■ **Entries provided**:
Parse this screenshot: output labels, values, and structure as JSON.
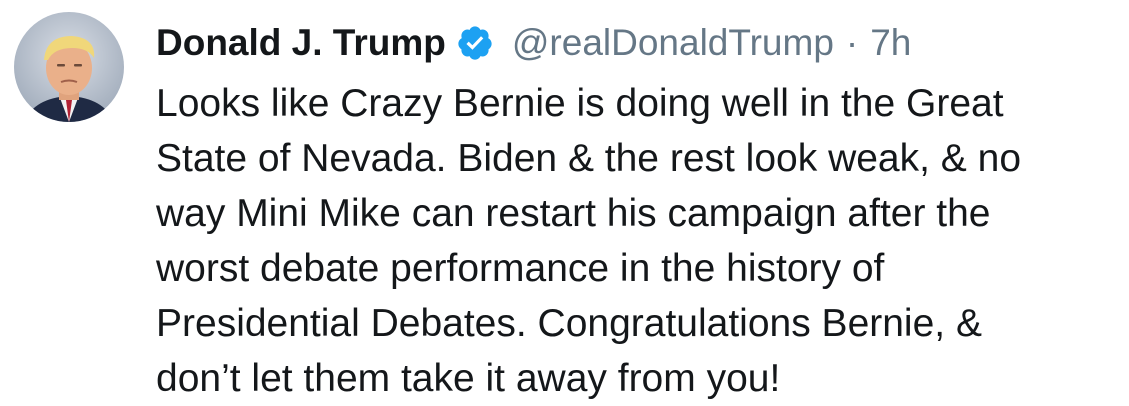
{
  "tweet": {
    "author": {
      "display_name": "Donald J. Trump",
      "handle": "@realDonaldTrump",
      "verified_icon": "verified-badge-icon",
      "avatar_icon": "profile-avatar"
    },
    "separator": "·",
    "time_ago": "7h",
    "body_lines": [
      "Looks like Crazy Bernie is doing well in the Great",
      "State of Nevada. Biden & the rest look weak, & no",
      "way Mini Mike can restart his campaign after the",
      "worst debate performance in the history of",
      "Presidential Debates. Congratulations Bernie, &",
      "don’t let them take it away from you!"
    ]
  },
  "colors": {
    "name_text": "#14171a",
    "secondary_text": "#657786",
    "verified_blue": "#1da1f2"
  }
}
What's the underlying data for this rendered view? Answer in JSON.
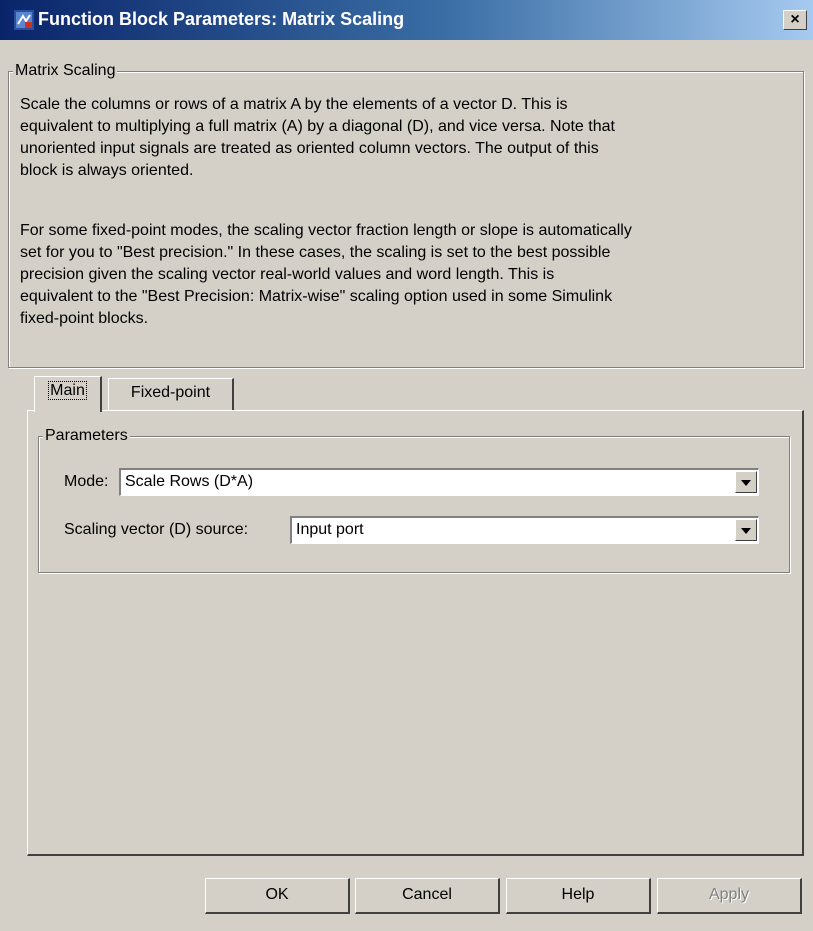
{
  "window": {
    "title": "Function Block Parameters: Matrix Scaling",
    "close_label": "×"
  },
  "description_group": {
    "legend": "Matrix Scaling",
    "para1": [
      "Scale the columns or rows of a matrix A by the elements of a vector D.  This is",
      "equivalent to multiplying a full matrix (A) by a diagonal (D), and vice versa. Note that",
      "unoriented input signals are treated as oriented column vectors. The output of this",
      "block is always oriented."
    ],
    "para2": [
      "For some fixed-point modes, the scaling vector fraction length or slope is automatically",
      "set for you to \"Best precision.\" In these cases, the scaling is set to the best possible",
      "precision given the scaling vector real-world values and word length. This is",
      "equivalent to the \"Best Precision: Matrix-wise\" scaling option used in some Simulink",
      "fixed-point blocks."
    ]
  },
  "tabs": [
    {
      "label": "Main",
      "active": true
    },
    {
      "label": "Fixed-point",
      "active": false
    }
  ],
  "parameters": {
    "legend": "Parameters",
    "mode_label": "Mode:",
    "mode_value": "Scale Rows (D*A)",
    "source_label": "Scaling vector (D) source:",
    "source_value": "Input port"
  },
  "buttons": {
    "ok": "OK",
    "cancel": "Cancel",
    "help": "Help",
    "apply": "Apply"
  },
  "icons": {
    "title_icon": "simulink-block-icon",
    "close_icon": "close-icon",
    "dropdown_icon": "chevron-down-icon"
  }
}
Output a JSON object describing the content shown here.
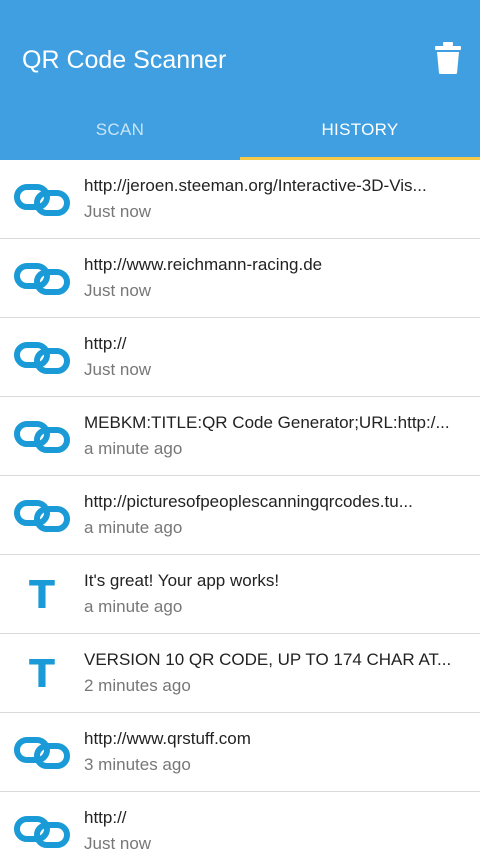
{
  "app": {
    "title": "QR Code Scanner"
  },
  "colors": {
    "appbar": "#3f9fe0",
    "tab_indicator": "#f5c94a",
    "icon": "#1a9ad6"
  },
  "tabs": [
    {
      "label": "SCAN",
      "active": false
    },
    {
      "label": "HISTORY",
      "active": true
    }
  ],
  "history": [
    {
      "type": "link-icon",
      "text": "http://jeroen.steeman.org/Interactive-3D-Vis...",
      "time": "Just now"
    },
    {
      "type": "link-icon",
      "text": "http://www.reichmann-racing.de",
      "time": "Just now"
    },
    {
      "type": "link-icon",
      "text": "http://",
      "time": "Just now"
    },
    {
      "type": "link-icon",
      "text": "MEBKM:TITLE:QR Code Generator;URL:http:/...",
      "time": "a minute ago"
    },
    {
      "type": "link-icon",
      "text": "http://picturesofpeoplescanningqrcodes.tu...",
      "time": "a minute ago"
    },
    {
      "type": "text-icon",
      "glyph": "T",
      "text": "It's great! Your app works!",
      "time": "a minute ago"
    },
    {
      "type": "text-icon",
      "glyph": "T",
      "text": "VERSION 10 QR CODE, UP TO 174 CHAR AT...",
      "time": "2 minutes ago"
    },
    {
      "type": "link-icon",
      "text": "http://www.qrstuff.com",
      "time": "3 minutes ago"
    },
    {
      "type": "link-icon",
      "text": "http://",
      "time": "Just now"
    }
  ]
}
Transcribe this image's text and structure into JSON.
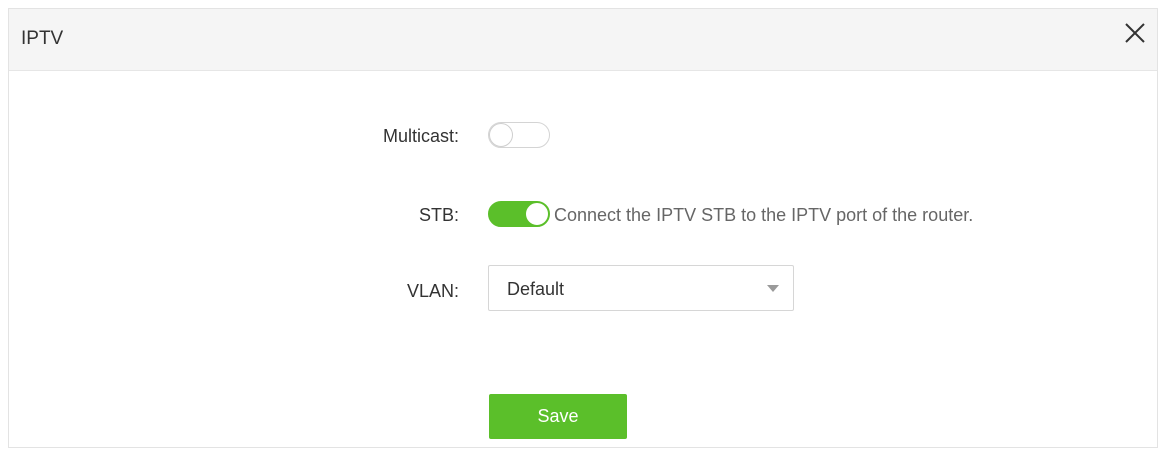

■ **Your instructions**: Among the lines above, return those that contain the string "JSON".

■ **Exercise solution**:
Parse this screenshot: output labels, values, and structure as JSON.
What's the underlying data for this rendered view? Answer in JSON.
Output a JSON object describing the content shown here.
Transcribe this image's text and structure into JSON.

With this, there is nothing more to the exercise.